● **EXERCISE PROMPT**:
Output the number of lines in the material below containing "data" and nothing more.

● **PROVIDED ENTRIES**:
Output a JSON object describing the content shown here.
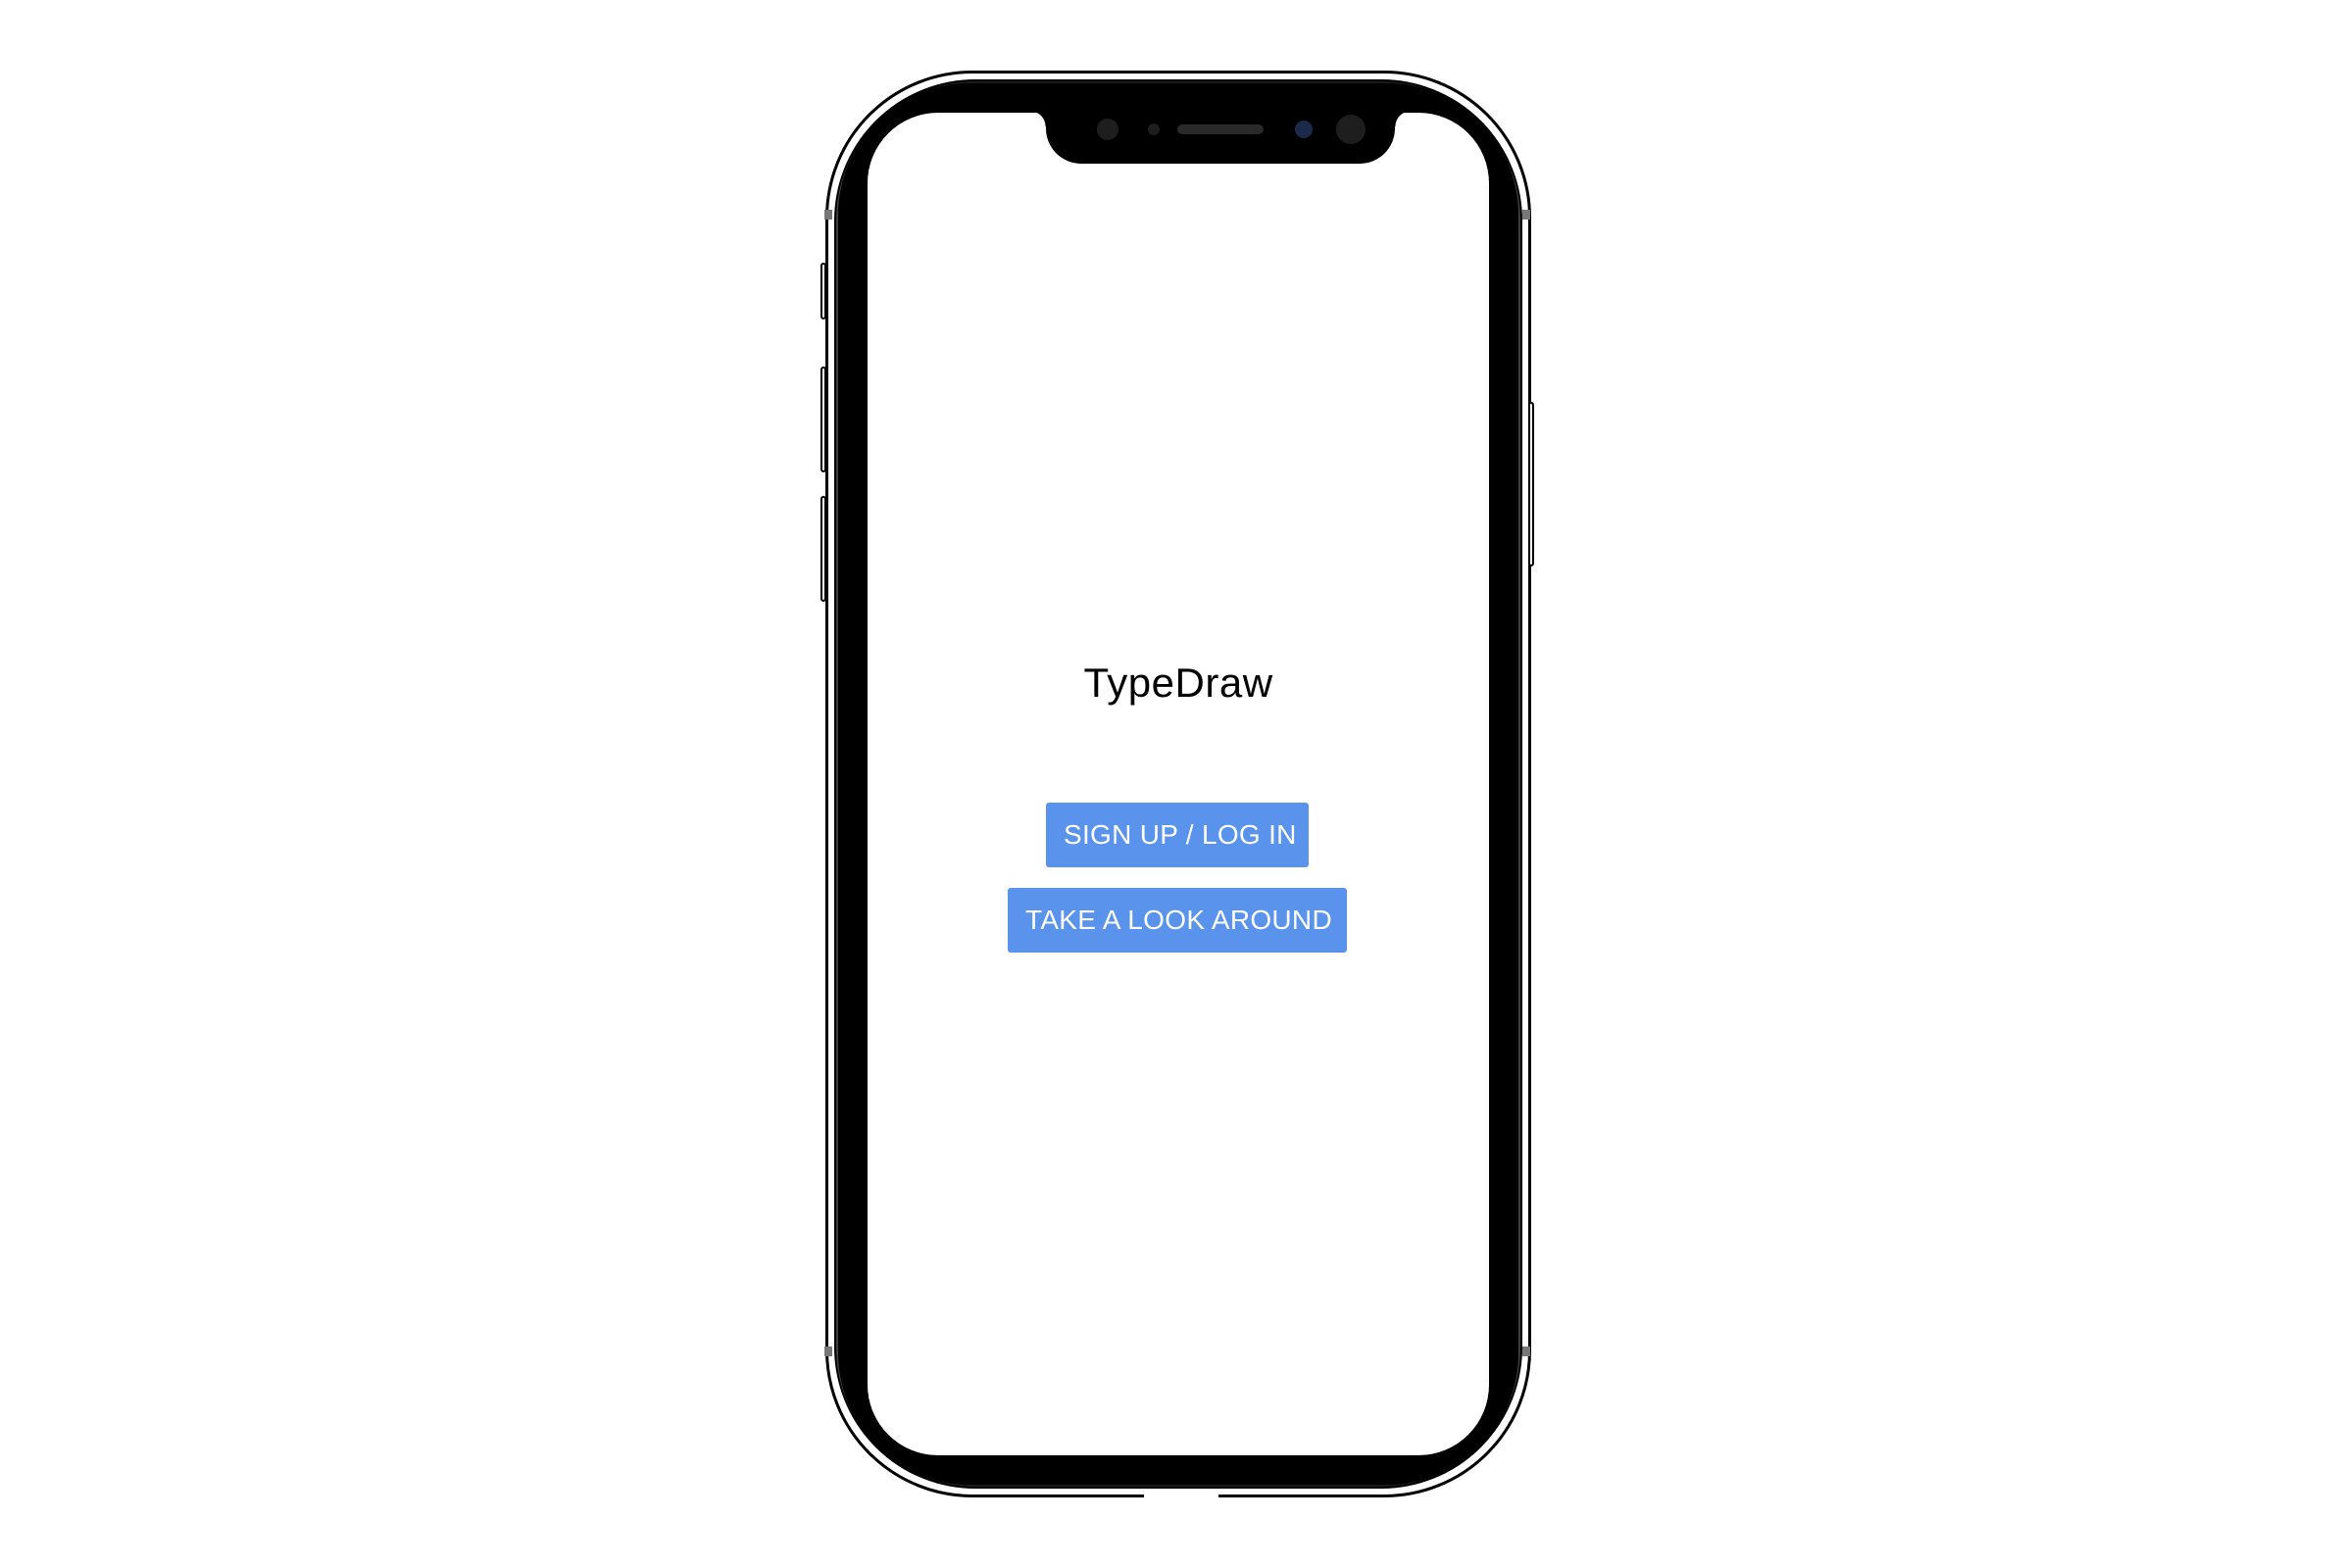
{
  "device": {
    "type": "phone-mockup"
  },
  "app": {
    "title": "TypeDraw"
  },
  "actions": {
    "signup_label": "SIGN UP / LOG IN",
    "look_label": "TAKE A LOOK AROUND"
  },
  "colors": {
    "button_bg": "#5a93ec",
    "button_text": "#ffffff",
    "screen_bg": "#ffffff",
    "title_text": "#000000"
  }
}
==
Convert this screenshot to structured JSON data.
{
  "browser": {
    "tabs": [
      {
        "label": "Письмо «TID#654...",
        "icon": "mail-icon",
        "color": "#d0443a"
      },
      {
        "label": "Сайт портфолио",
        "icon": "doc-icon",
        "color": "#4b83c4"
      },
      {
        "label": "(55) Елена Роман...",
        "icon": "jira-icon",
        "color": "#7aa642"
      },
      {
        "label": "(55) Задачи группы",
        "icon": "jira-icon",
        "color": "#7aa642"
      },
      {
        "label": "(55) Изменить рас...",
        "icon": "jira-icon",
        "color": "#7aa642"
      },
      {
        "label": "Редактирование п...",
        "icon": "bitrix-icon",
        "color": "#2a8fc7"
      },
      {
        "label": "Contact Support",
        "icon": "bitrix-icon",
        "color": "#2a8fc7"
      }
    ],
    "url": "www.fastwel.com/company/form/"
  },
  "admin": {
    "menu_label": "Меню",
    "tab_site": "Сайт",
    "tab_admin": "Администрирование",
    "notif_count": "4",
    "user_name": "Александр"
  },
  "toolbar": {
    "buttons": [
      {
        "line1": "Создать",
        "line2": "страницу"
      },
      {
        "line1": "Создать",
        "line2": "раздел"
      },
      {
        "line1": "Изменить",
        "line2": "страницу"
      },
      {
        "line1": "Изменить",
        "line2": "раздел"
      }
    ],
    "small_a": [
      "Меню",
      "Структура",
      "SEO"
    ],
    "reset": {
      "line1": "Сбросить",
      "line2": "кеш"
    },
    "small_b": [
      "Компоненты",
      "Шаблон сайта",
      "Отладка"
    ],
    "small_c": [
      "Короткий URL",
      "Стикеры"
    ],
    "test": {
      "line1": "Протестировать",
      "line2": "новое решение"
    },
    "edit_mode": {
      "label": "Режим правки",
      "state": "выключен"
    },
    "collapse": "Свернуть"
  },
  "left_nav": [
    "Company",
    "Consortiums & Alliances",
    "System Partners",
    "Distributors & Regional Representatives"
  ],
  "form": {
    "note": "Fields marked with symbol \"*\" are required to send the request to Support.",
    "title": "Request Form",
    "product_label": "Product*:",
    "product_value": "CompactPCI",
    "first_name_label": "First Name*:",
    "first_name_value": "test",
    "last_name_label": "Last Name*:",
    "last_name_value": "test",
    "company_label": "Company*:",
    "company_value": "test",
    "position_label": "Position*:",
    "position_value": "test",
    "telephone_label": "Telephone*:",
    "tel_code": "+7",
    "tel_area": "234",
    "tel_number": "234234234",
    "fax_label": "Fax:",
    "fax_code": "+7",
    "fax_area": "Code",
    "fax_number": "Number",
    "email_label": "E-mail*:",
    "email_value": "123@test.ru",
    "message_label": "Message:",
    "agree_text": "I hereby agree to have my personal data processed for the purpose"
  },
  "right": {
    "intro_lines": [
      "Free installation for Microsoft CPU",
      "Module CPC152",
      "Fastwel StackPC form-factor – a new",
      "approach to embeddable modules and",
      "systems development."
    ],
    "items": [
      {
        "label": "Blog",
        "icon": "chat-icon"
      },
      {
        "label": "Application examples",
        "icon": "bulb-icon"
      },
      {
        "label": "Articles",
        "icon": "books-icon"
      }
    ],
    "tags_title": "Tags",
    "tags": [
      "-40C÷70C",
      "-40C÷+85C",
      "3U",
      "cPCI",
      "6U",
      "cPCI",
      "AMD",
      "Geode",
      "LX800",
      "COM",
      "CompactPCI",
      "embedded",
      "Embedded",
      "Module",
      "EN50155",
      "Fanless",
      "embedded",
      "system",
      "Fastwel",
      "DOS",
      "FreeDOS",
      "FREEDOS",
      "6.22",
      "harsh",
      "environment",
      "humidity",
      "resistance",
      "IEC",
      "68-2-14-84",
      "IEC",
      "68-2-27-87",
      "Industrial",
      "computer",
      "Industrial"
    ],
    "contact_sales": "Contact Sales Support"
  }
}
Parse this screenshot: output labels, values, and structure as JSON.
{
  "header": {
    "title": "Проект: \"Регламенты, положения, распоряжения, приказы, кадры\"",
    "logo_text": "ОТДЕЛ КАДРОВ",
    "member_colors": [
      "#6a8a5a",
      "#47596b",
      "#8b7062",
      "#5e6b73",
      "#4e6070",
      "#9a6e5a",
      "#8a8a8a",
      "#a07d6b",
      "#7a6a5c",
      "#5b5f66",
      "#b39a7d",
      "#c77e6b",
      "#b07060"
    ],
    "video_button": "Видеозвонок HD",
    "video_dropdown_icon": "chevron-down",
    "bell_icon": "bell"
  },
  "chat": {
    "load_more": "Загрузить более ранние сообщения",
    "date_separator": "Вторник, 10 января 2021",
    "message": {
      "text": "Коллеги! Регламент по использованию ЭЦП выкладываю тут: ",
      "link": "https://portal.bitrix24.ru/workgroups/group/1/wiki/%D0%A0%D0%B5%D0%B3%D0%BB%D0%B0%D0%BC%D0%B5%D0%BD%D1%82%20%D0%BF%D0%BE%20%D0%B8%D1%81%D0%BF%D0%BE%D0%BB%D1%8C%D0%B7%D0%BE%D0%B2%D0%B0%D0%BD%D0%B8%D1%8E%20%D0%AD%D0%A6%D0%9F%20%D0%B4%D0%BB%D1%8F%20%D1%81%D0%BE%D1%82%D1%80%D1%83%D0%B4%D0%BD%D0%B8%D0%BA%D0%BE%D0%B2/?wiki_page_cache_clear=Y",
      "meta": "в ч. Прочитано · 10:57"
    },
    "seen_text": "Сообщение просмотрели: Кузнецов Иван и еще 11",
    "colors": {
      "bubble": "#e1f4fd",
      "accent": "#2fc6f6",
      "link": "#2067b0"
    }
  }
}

● **RESULT BELOW**:
2